2. Grass in vineyard aisles should be mowed just prior to harvest. This obvious assist to the picker is often overlooked in vineyards with several varieties of grapes ripening at different times. Mowers are removed to permit use of tractors to move grapes and redistribute empty "lugs" (picking boxes). In the middle of the chaos of harvest, it is sometimes difficult to take the time to remount a mower and do the job, but aisles must be groomed for the harvest of each variety.

3. Pickers should not have to work among mulberry, sumac, morning glory, mare's-tail and other growth that seems to appear out of nowhere between veraison and harvest. Maintain a special watch for the less obvious intrusion of poison ivy and poison oak. Good vineyard floor management should continue right through the picking of the last variety.
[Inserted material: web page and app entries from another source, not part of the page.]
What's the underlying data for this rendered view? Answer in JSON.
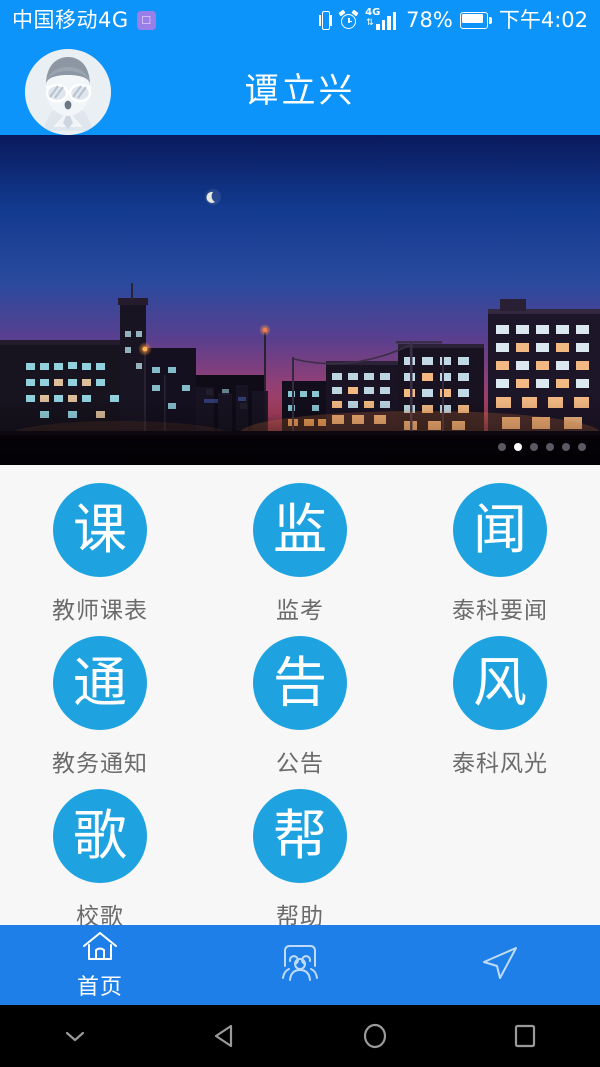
{
  "status_bar": {
    "carrier": "中国移动4G",
    "sim_badge_icon": "sim-card-icon",
    "vibrate_icon": "vibrate-icon",
    "alarm_icon": "alarm-clock-icon",
    "network_type": "4G",
    "signal_icon": "signal-bars-icon",
    "battery_percent": "78%",
    "battery_icon": "battery-icon",
    "time": "下午4:02"
  },
  "app_bar": {
    "title": "谭立兴",
    "avatar_icon": "user-avatar-icon"
  },
  "banner": {
    "alt": "校园夜景",
    "dot_count": 6,
    "active_dot_index": 1
  },
  "grid": {
    "items": [
      {
        "glyph": "课",
        "label": "教师课表",
        "name": "teacher-schedule"
      },
      {
        "glyph": "监",
        "label": "监考",
        "name": "exam-proctoring"
      },
      {
        "glyph": "闻",
        "label": "泰科要闻",
        "name": "taike-news"
      },
      {
        "glyph": "通",
        "label": "教务通知",
        "name": "academic-notice"
      },
      {
        "glyph": "告",
        "label": "公告",
        "name": "announcement"
      },
      {
        "glyph": "风",
        "label": "泰科风光",
        "name": "taike-scenery"
      },
      {
        "glyph": "歌",
        "label": "校歌",
        "name": "school-song"
      },
      {
        "glyph": "帮",
        "label": "帮助",
        "name": "help"
      }
    ]
  },
  "tab_bar": {
    "tabs": [
      {
        "label": "首页",
        "icon": "home-icon",
        "active": true
      },
      {
        "label": "",
        "icon": "contacts-icon",
        "active": false
      },
      {
        "label": "",
        "icon": "send-icon",
        "active": false
      }
    ]
  },
  "android_nav": {
    "hide_keyboard_icon": "chevron-down-icon",
    "back_icon": "triangle-back-icon",
    "home_icon": "circle-home-icon",
    "recents_icon": "square-recents-icon"
  },
  "colors": {
    "header_blue": "#0d94fa",
    "tabbar_blue": "#1f7fe8",
    "circle_blue": "#1fa2e0",
    "label_gray": "#6b6b6b",
    "content_bg": "#f7f7f7"
  }
}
4. Lugs and harvesting shears should be clean and in good condition. In a short time, grape juice left on lugs becomes tougher than varnish and serves as a great host for mildew. If your grapes go to a vintner, remind him that your pickers are potential customers and that a lug not cleaned immediately after it is emptied reflects back on his operation. In the vineyard, lugs should be adequately distributed in the area to be picked. This is basic picker logistical support and they will let you know in no uncertain terms when you are falling down on the job. Tell them to keep full lugs out of the aisles to permit equipment to pass through.

5. Vineyard management should at least do a walk-through of the picking area, thank the volunteers and make sure they're happy. Some of them want to talk about grapes and wine and they must be indulged. One grower I know uses a volunteer "picker coordinator" to make sure that picker support including coffee, water, etc. is available in the picking area.

6. Finally, providing the traditional harvest lunch is a must -even if all of the picking is accomplished in the morning. The pickers have been spread out over a large area and had little chance to get acquainted. Get them together in a comfortable spot and serve some good food. Friendships sometimes blossom. In France, they boast that picker marriages are not an infrequent byproduct of the vendange. In Maryland, we can make no such claim, but at least we cannot be blamed for a picker divorce (that we are aware of).

Maintain at least these standards of picker workplace conditions and you'll see familiar faces among your volunteers the following year.


BRAUD PICKING MACHINE This picker also requires care and feeding, but it may be more efficient after lunch than the other type.

Back to Vineyard Growing Season Management

Back to Grapeseek Homepage

Contact Us! | Sitemap

Copyright © 1998-2011 GrapeSeek.Org. All Rights Reserved.
SSL Certificate Authority